    There was an article in the paper yesterday about GST scenarios raised in a report for the Turnbull government, with one proposing a rise to 15% and inclusion of more things like education and healthcare.

    I think if a rise in the consumption tax was based on the rationale that consumption in Australia is generally too high, then that would be a more positive reason for the tax increase.

    If that was the case, then perhaps there could be different classes of consumption taxes, so, for instance, services could be taxed at a lower rate than manufactured goods.

  30. Chris O’Neill
    December 9th, 2015 at 14:08 | #30

    the elephants: land tax

    Wealthy property owners just love GST and its increase. GST increase increases the value of buildings on their land. A GST increase also means the government yet again puts off applying an economic rent tax to the capital gain on their land, a profit that they receive through other people’s effort.

    higher income taxes for (say) the top 5 per cent of income earners

    That’s OK on the face of it but it’s not much good if those top 5 per cent of income earners can still make use of the inefficient tax lurks of negative gearing and superannuation. I’d say there’s much better value for political effort in attacking those tax lurks before attempting to get a higher marginal tax rate out of them. It’s also worth bearing in mind that negative gearing enables the well-off to acquire economic rents through buying property. As if one wrong wasn’t enough.

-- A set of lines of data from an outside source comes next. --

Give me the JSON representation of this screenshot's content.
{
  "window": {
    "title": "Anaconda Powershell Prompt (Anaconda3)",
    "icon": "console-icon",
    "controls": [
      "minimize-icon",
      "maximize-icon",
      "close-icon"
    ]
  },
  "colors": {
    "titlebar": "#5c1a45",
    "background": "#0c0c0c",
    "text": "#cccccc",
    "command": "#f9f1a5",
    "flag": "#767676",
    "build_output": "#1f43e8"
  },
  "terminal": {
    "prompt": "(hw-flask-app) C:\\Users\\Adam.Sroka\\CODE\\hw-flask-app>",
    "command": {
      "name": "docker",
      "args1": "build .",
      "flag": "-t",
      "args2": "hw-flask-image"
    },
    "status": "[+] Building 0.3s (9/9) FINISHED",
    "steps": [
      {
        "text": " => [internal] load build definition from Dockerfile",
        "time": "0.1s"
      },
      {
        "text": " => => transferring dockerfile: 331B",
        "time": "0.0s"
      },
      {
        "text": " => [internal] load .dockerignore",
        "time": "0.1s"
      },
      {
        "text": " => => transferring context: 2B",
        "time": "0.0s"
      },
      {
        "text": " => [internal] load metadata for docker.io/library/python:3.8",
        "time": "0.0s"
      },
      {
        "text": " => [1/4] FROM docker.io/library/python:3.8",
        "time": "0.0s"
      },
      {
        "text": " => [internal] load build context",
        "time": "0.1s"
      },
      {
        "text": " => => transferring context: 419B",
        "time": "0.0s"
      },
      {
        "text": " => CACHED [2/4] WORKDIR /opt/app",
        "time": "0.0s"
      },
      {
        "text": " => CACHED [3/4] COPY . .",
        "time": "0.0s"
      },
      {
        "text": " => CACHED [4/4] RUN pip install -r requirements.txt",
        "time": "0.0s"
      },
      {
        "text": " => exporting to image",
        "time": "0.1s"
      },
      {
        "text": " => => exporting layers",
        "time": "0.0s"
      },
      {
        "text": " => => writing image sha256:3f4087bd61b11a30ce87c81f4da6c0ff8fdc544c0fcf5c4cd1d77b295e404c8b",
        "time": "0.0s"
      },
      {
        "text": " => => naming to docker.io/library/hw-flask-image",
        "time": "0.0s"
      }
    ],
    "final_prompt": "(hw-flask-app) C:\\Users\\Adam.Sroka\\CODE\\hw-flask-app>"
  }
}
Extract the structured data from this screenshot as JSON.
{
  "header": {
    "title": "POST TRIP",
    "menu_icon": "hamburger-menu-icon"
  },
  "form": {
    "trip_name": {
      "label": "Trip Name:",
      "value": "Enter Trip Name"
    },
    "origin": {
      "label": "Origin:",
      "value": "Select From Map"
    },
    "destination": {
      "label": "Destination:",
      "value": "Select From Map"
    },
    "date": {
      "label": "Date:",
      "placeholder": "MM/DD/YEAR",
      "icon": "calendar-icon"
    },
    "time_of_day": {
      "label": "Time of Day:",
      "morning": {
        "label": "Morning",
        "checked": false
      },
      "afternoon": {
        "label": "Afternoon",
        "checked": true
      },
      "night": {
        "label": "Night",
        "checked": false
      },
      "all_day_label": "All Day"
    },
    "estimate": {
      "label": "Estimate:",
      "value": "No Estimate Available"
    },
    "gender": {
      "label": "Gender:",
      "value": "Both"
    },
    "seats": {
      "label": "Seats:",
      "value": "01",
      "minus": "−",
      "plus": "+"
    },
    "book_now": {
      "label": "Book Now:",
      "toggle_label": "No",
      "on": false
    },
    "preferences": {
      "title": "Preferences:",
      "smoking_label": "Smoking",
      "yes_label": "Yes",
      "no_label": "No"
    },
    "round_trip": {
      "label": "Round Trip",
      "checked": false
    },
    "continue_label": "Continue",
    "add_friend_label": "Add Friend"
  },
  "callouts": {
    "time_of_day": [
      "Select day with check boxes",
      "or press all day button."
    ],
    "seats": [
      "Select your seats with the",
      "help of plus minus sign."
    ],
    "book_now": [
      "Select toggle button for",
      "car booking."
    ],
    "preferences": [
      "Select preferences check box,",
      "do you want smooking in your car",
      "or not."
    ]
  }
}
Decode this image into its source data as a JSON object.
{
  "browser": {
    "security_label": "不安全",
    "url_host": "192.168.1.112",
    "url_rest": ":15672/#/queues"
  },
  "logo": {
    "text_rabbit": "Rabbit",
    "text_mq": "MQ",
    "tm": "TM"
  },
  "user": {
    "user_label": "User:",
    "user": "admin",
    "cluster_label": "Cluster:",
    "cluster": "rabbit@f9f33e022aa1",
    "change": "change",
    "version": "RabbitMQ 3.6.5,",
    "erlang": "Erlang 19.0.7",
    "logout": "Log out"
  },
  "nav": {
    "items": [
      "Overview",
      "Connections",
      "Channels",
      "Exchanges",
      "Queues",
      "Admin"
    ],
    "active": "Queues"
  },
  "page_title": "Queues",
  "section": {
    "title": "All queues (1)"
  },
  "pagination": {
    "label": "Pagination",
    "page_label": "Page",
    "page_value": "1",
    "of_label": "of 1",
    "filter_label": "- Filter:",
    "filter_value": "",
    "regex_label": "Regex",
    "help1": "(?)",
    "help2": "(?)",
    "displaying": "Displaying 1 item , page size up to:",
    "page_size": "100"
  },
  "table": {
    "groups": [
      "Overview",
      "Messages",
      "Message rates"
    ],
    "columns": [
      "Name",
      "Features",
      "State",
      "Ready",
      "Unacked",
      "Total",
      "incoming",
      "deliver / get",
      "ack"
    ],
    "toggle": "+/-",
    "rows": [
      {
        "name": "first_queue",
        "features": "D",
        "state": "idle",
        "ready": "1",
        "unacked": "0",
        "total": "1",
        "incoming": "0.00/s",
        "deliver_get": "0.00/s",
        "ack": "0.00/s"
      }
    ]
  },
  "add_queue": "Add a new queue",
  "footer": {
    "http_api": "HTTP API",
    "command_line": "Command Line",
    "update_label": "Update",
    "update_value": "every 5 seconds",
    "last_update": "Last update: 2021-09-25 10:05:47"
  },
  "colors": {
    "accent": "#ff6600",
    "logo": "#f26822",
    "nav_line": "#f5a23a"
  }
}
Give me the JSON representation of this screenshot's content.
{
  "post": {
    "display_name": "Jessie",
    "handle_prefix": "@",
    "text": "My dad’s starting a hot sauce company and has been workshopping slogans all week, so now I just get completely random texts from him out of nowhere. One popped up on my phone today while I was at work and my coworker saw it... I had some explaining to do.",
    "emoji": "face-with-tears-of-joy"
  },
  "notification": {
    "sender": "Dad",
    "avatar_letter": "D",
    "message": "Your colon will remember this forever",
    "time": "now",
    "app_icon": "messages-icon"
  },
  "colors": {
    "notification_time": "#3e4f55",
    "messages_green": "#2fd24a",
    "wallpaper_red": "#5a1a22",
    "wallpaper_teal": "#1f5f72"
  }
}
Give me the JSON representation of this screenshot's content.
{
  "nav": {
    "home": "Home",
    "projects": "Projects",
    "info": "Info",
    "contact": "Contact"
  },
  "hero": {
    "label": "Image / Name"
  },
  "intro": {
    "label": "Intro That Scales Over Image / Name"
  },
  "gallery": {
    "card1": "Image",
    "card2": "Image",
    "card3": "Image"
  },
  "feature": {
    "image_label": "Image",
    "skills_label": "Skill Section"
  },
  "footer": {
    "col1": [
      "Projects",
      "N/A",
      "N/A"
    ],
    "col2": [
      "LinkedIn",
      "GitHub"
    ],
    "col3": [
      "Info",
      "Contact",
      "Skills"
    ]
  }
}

    (reflecting elite opinion, the Grattan report suggests cutting these rates)

    Shame on them.

Comments are closed.